• **WORK ITEM**: With the images left out, print all of the records below exactly.
________________________
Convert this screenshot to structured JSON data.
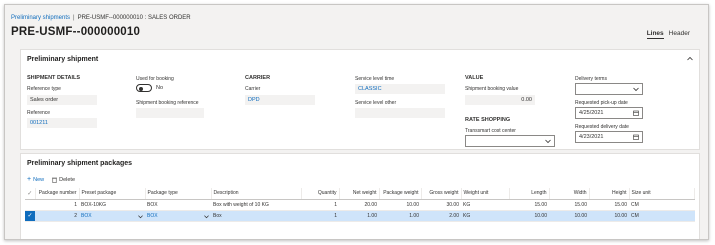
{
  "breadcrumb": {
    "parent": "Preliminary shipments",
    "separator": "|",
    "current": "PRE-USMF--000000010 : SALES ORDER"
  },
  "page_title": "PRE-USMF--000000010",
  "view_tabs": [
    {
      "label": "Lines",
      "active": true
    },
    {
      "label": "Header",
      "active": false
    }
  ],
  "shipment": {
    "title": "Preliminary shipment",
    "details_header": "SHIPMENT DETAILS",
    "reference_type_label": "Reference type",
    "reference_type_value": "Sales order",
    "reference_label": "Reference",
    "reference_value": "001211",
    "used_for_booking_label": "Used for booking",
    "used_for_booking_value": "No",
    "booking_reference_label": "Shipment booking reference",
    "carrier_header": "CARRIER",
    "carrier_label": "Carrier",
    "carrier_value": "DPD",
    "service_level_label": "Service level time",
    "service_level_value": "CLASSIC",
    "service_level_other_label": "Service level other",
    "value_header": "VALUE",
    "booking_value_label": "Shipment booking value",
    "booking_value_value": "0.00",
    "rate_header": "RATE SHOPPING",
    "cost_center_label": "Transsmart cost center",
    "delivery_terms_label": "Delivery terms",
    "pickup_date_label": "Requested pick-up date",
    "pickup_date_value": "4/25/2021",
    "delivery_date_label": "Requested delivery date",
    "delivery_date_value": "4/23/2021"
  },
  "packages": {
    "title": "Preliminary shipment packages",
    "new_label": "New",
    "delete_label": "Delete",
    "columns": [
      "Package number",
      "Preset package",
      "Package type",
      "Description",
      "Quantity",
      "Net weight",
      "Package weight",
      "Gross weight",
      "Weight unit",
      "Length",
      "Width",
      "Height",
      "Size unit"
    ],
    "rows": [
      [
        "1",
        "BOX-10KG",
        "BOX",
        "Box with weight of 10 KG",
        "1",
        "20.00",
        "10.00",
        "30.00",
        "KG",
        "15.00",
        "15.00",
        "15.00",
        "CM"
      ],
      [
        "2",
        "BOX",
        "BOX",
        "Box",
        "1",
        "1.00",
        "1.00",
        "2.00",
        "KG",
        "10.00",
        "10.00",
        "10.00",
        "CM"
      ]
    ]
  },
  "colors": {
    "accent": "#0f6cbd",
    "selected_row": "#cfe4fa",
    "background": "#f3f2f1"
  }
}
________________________
• **RESPONSE BOX**:
Convert this screenshot to structured JSON data.
{
  "breadcrumb": {
    "parent": "Preliminary shipments",
    "separator": "|",
    "current": "PRE-USMF--000000010 : SALES ORDER"
  },
  "page_title": "PRE-USMF--000000010",
  "view_tabs": [
    {
      "label": "Lines",
      "active": true
    },
    {
      "label": "Header",
      "active": false
    }
  ],
  "shipment": {
    "title": "Preliminary shipment",
    "details_header": "SHIPMENT DETAILS",
    "reference_type_label": "Reference type",
    "reference_type_value": "Sales order",
    "reference_label": "Reference",
    "reference_value": "001211",
    "used_for_booking_label": "Used for booking",
    "used_for_booking_value": "No",
    "booking_reference_label": "Shipment booking reference",
    "carrier_header": "CARRIER",
    "carrier_label": "Carrier",
    "carrier_value": "DPD",
    "service_level_label": "Service level time",
    "service_level_value": "CLASSIC",
    "service_level_other_label": "Service level other",
    "value_header": "VALUE",
    "booking_value_label": "Shipment booking value",
    "booking_value_value": "0.00",
    "rate_header": "RATE SHOPPING",
    "cost_center_label": "Transsmart cost center",
    "delivery_terms_label": "Delivery terms",
    "pickup_date_label": "Requested pick-up date",
    "pickup_date_value": "4/25/2021",
    "delivery_date_label": "Requested delivery date",
    "delivery_date_value": "4/23/2021"
  },
  "packages": {
    "title": "Preliminary shipment packages",
    "new_label": "New",
    "delete_label": "Delete",
    "columns": [
      "Package number",
      "Preset package",
      "Package type",
      "Description",
      "Quantity",
      "Net weight",
      "Package weight",
      "Gross weight",
      "Weight unit",
      "Length",
      "Width",
      "Height",
      "Size unit"
    ],
    "rows": [
      [
        "1",
        "BOX-10KG",
        "BOX",
        "Box with weight of 10 KG",
        "1",
        "20.00",
        "10.00",
        "30.00",
        "KG",
        "15.00",
        "15.00",
        "15.00",
        "CM"
      ],
      [
        "2",
        "BOX",
        "BOX",
        "Box",
        "1",
        "1.00",
        "1.00",
        "2.00",
        "KG",
        "10.00",
        "10.00",
        "10.00",
        "CM"
      ]
    ]
  },
  "colors": {
    "accent": "#0f6cbd",
    "selected_row": "#cfe4fa",
    "background": "#f3f2f1"
  }
}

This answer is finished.